• [WORK TASK]: This exercise calls for every line of the listing below that contains the word "JSON".

━━━━━ MATERIAL FOR THIS TASK ━━━━━

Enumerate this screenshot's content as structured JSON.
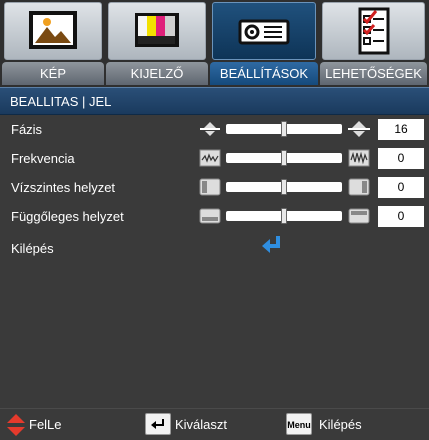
{
  "tabs": [
    {
      "label": "KÉP",
      "icon": "picture-icon",
      "active": false
    },
    {
      "label": "KIJELZŐ",
      "icon": "display-icon",
      "active": false
    },
    {
      "label": "BEÁLLÍTÁSOK",
      "icon": "projector-icon",
      "active": true
    },
    {
      "label": "LEHETŐSÉGEK",
      "icon": "options-checklist-icon",
      "active": false
    }
  ],
  "section": {
    "title": "BEALLITAS | JEL"
  },
  "settings": [
    {
      "label": "Fázis",
      "value": "16",
      "level": 0.5,
      "icon": "phase-icon"
    },
    {
      "label": "Frekvencia",
      "value": "0",
      "level": 0.5,
      "icon": "frequency-icon"
    },
    {
      "label": "Vízszintes helyzet",
      "value": "0",
      "level": 0.5,
      "icon": "horizontal-position-icon"
    },
    {
      "label": "Függőleges helyzet",
      "value": "0",
      "level": 0.5,
      "icon": "vertical-position-icon"
    }
  ],
  "exit": {
    "label": "Kilépés",
    "icon": "enter-arrow-icon"
  },
  "footer": {
    "navigate_label": "FelLe",
    "select_key": "enter-key-icon",
    "select_label": "Kiválaszt",
    "menu_key": "Menu",
    "exit_label": "Kilépés"
  },
  "colors": {
    "background": "#3a3a3a",
    "accent": "#1c4f82",
    "header": "#2a4f78",
    "arrow": "#e53a2c",
    "enter_arrow": "#2f8ee0"
  }
}
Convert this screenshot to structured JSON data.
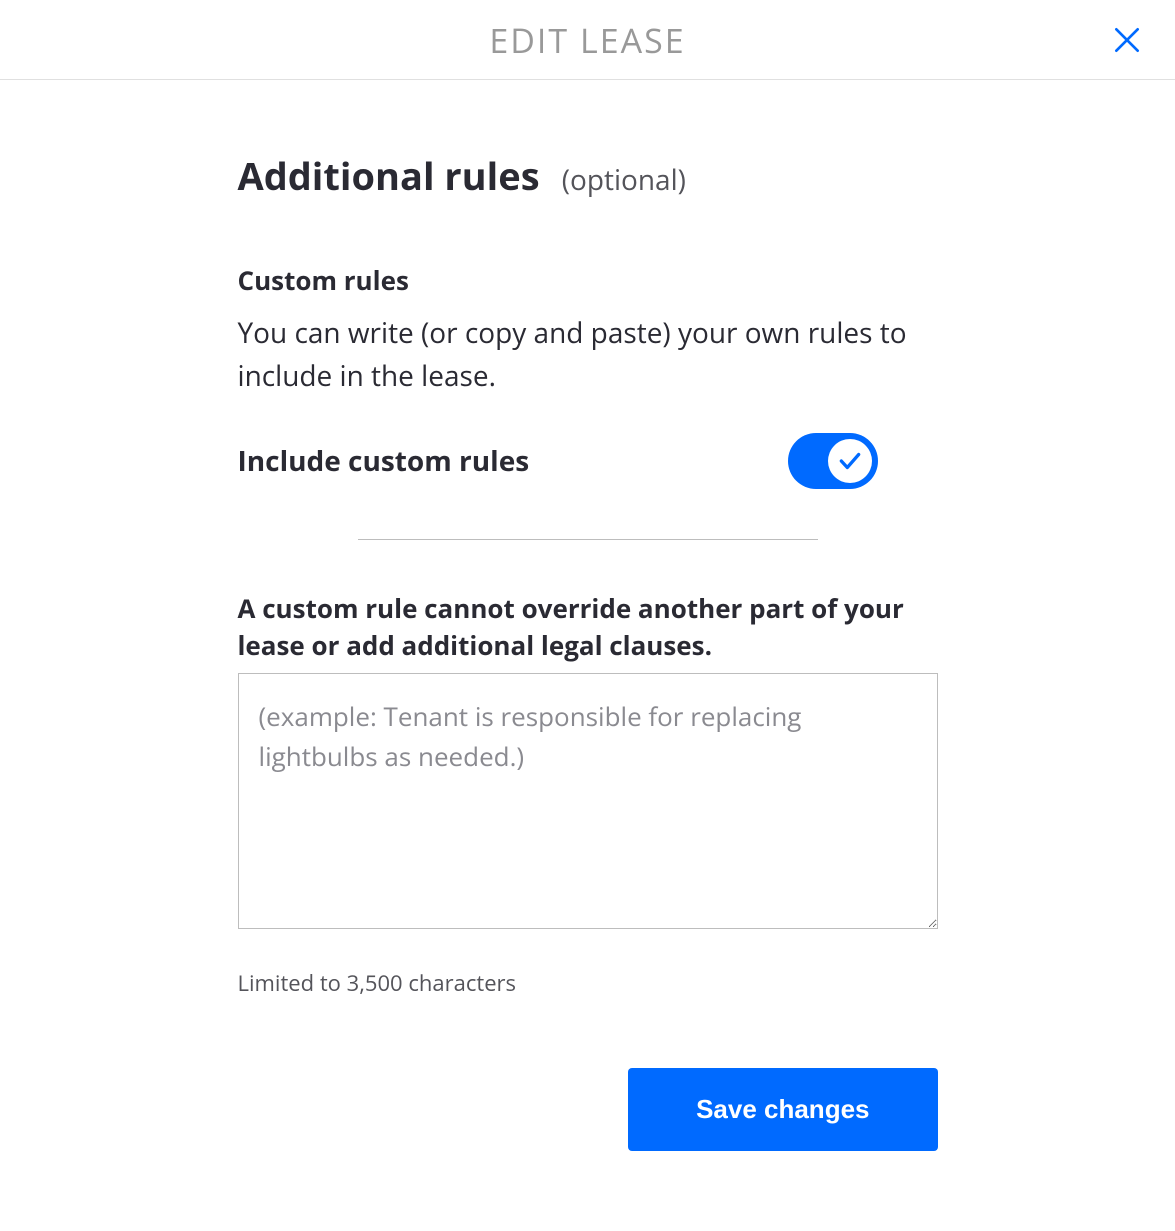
{
  "header": {
    "title": "EDIT LEASE"
  },
  "section": {
    "title": "Additional rules",
    "optional_tag": "(optional)"
  },
  "custom_rules": {
    "heading": "Custom rules",
    "description": "You can write (or copy and paste) your own rules to include in the lease.",
    "toggle_label": "Include custom rules",
    "toggle_on": true,
    "warning": "A custom rule cannot override another part of your lease or add additional legal clauses.",
    "textarea_value": "",
    "textarea_placeholder": "(example: Tenant is responsible for replacing lightbulbs as needed.)",
    "char_limit_note": "Limited to 3,500 characters"
  },
  "actions": {
    "save_label": "Save changes"
  },
  "colors": {
    "accent": "#006aff"
  }
}
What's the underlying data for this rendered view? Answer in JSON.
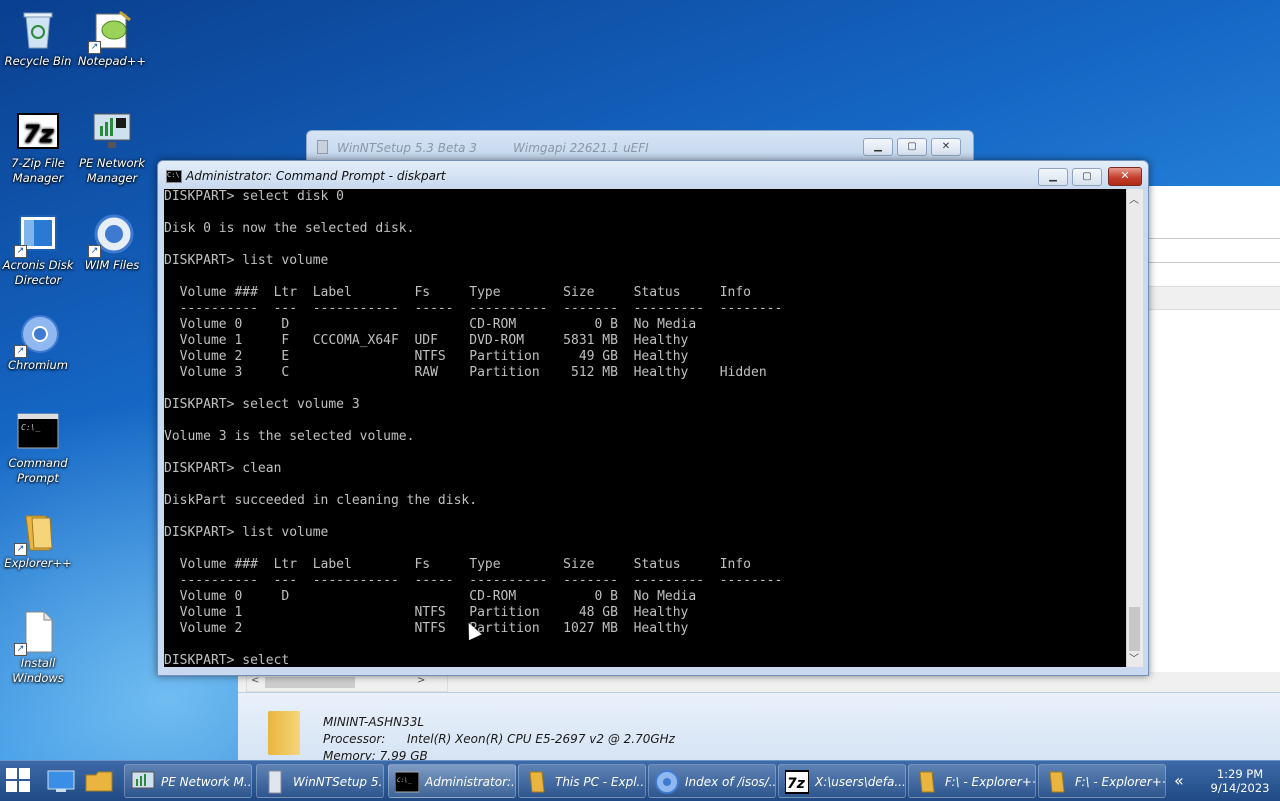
{
  "desktop": {
    "icons": [
      {
        "label": "Recycle Bin",
        "icon": "recycle-bin-icon"
      },
      {
        "label": "Notepad++",
        "icon": "notepad-plus-icon"
      },
      {
        "label": "7-Zip File Manager",
        "icon": "seven-zip-icon"
      },
      {
        "label": "PE Network Manager",
        "icon": "network-manager-icon"
      },
      {
        "label": "Acronis Disk Director",
        "icon": "acronis-icon"
      },
      {
        "label": "WIM Files",
        "icon": "wim-files-icon"
      },
      {
        "label": "Chromium",
        "icon": "chromium-icon"
      },
      {
        "label": "Command Prompt",
        "icon": "command-prompt-icon"
      },
      {
        "label": "Explorer++",
        "icon": "explorer-plus-icon"
      },
      {
        "label": "Install Windows",
        "icon": "install-windows-icon"
      }
    ]
  },
  "background_window": {
    "title": "WinNTSetup 5.3 Beta 3",
    "subtitle": "Wimgapi 22621.1  uEFI"
  },
  "cmd_window": {
    "title": "Administrator: Command Prompt - diskpart",
    "console_lines": [
      "DISKPART> select disk 0",
      "",
      "Disk 0 is now the selected disk.",
      "",
      "DISKPART> list volume",
      "",
      "  Volume ###  Ltr  Label        Fs     Type        Size     Status     Info",
      "  ----------  ---  -----------  -----  ----------  -------  ---------  --------",
      "  Volume 0     D                       CD-ROM          0 B  No Media",
      "  Volume 1     F   CCCOMA_X64F  UDF    DVD-ROM     5831 MB  Healthy",
      "  Volume 2     E                NTFS   Partition     49 GB  Healthy",
      "  Volume 3     C                RAW    Partition    512 MB  Healthy    Hidden",
      "",
      "DISKPART> select volume 3",
      "",
      "Volume 3 is the selected volume.",
      "",
      "DISKPART> clean",
      "",
      "DiskPart succeeded in cleaning the disk.",
      "",
      "DISKPART> list volume",
      "",
      "  Volume ###  Ltr  Label        Fs     Type        Size     Status     Info",
      "  ----------  ---  -----------  -----  ----------  -------  ---------  --------",
      "  Volume 0     D                       CD-ROM          0 B  No Media",
      "  Volume 1                      NTFS   Partition     48 GB  Healthy",
      "  Volume 2                      NTFS   Partition   1027 MB  Healthy",
      "",
      "DISKPART> select"
    ]
  },
  "explorer_details": {
    "computer_name": "MININT-ASHN33L",
    "processor_label": "Processor:",
    "processor_value": "Intel(R) Xeon(R) CPU E5-2697 v2 @ 2.70GHz",
    "memory": "Memory: 7.99 GB"
  },
  "taskbar": {
    "items": [
      {
        "label": "PE Network M...",
        "icon": "network-manager-icon"
      },
      {
        "label": "WinNTSetup 5...",
        "icon": "winntsetup-icon"
      },
      {
        "label": "Administrator:...",
        "icon": "command-prompt-icon"
      },
      {
        "label": "This PC - Expl...",
        "icon": "folder-icon"
      },
      {
        "label": "Index of /isos/...",
        "icon": "chromium-icon"
      },
      {
        "label": "X:\\users\\defa...",
        "icon": "seven-zip-icon"
      },
      {
        "label": "F:\\ - Explorer++",
        "icon": "folder-icon"
      },
      {
        "label": "F:\\ - Explorer++",
        "icon": "folder-icon"
      }
    ],
    "clock_time": "1:29 PM",
    "clock_date": "9/14/2023"
  }
}
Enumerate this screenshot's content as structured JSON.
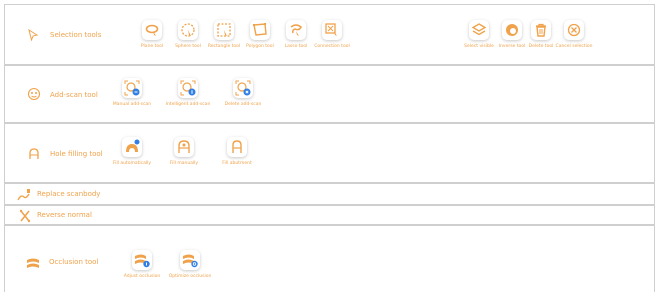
{
  "accent": "#f0a24a",
  "sections": {
    "selection": {
      "title": "Selection tools",
      "tools": [
        "Plane tool",
        "Sphere tool",
        "Rectangle tool",
        "Polygon tool",
        "Lasso tool",
        "Connection tool"
      ],
      "right_tools": [
        "Select visible",
        "Inverse tool",
        "Delete tool",
        "Cancel selection"
      ]
    },
    "add_scan": {
      "title": "Add-scan tool",
      "tools": [
        "Manual add-scan",
        "Intelligent add-scan",
        "Delete add-scan"
      ]
    },
    "hole": {
      "title": "Hole filling tool",
      "tools": [
        "Fill automatically",
        "Fill manually",
        "Fill abutment"
      ]
    },
    "replace": {
      "title": "Replace scanbody"
    },
    "reverse": {
      "title": "Reverse normal"
    },
    "occlusion": {
      "title": "Occlusion tool",
      "tools": [
        "Adjust occlusion",
        "Optimize occlusion"
      ]
    }
  }
}
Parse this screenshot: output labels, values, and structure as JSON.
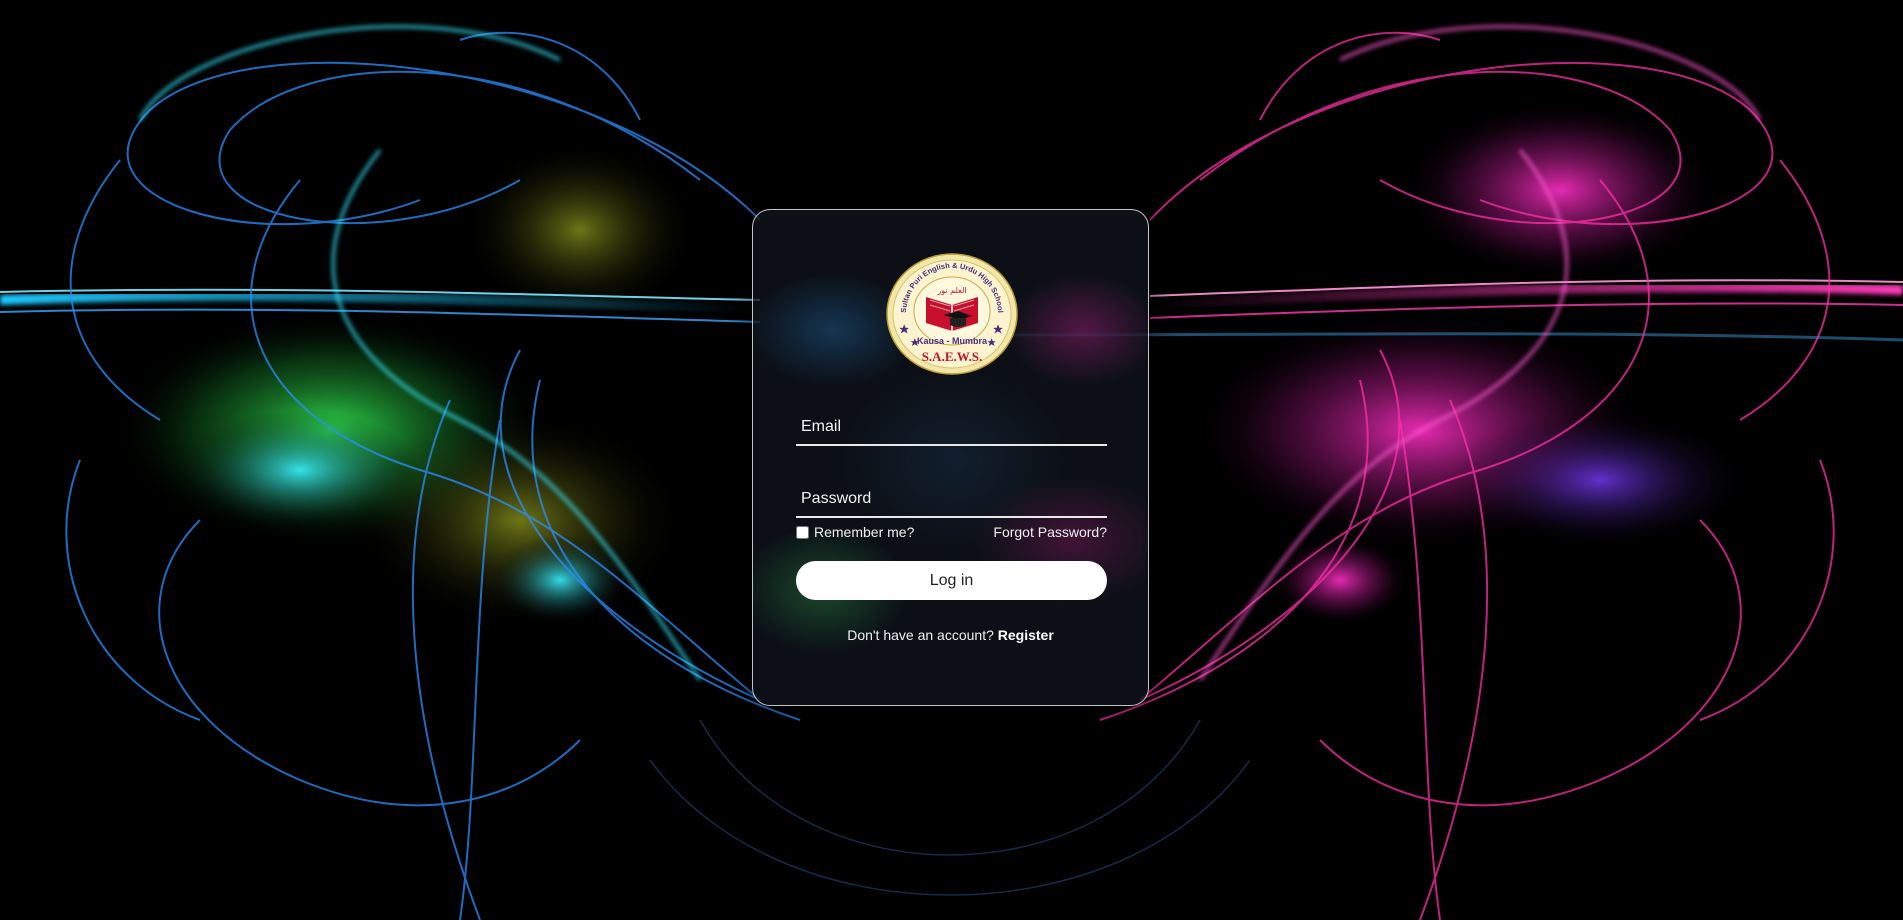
{
  "logo": {
    "ring_text": "Sultan Puri English & Urdu High School",
    "arabic_text": "العلم نور",
    "place_text": "Kausa - Mumbra",
    "org_text": "S.A.E.W.S."
  },
  "form": {
    "email_placeholder": "Email",
    "email_value": "",
    "password_placeholder": "Password",
    "password_value": "",
    "remember_label": "Remember me?",
    "forgot_label": "Forgot Password?",
    "login_label": "Log in",
    "no_account_text": "Don't have an account? ",
    "register_label": "Register"
  },
  "colors": {
    "background": "#000000",
    "card_border": "#e8e8e8",
    "button_bg": "#ffffff",
    "text_light": "#f0f0f0",
    "logo_red": "#c8102e",
    "logo_purple": "#4b2a7b",
    "logo_gold": "#e8c64a"
  }
}
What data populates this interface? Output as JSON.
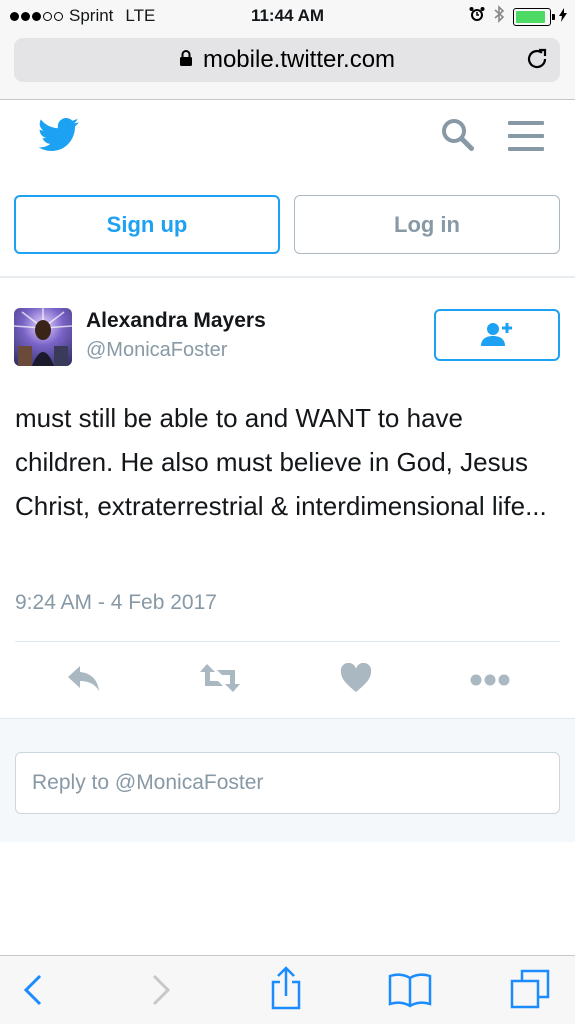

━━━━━

• [EXERCISE RESULT]:
Enumerate this screenshot's content as structured JSON.
Convert this screenshot to structured JSON data.
What's the underlying data for this rendered view? Answer in JSON.
Enumerate this screenshot's content as structured JSON.
Parse this screenshot: output labels, values, and structure as JSON.
What data populates this interface? Output as JSON.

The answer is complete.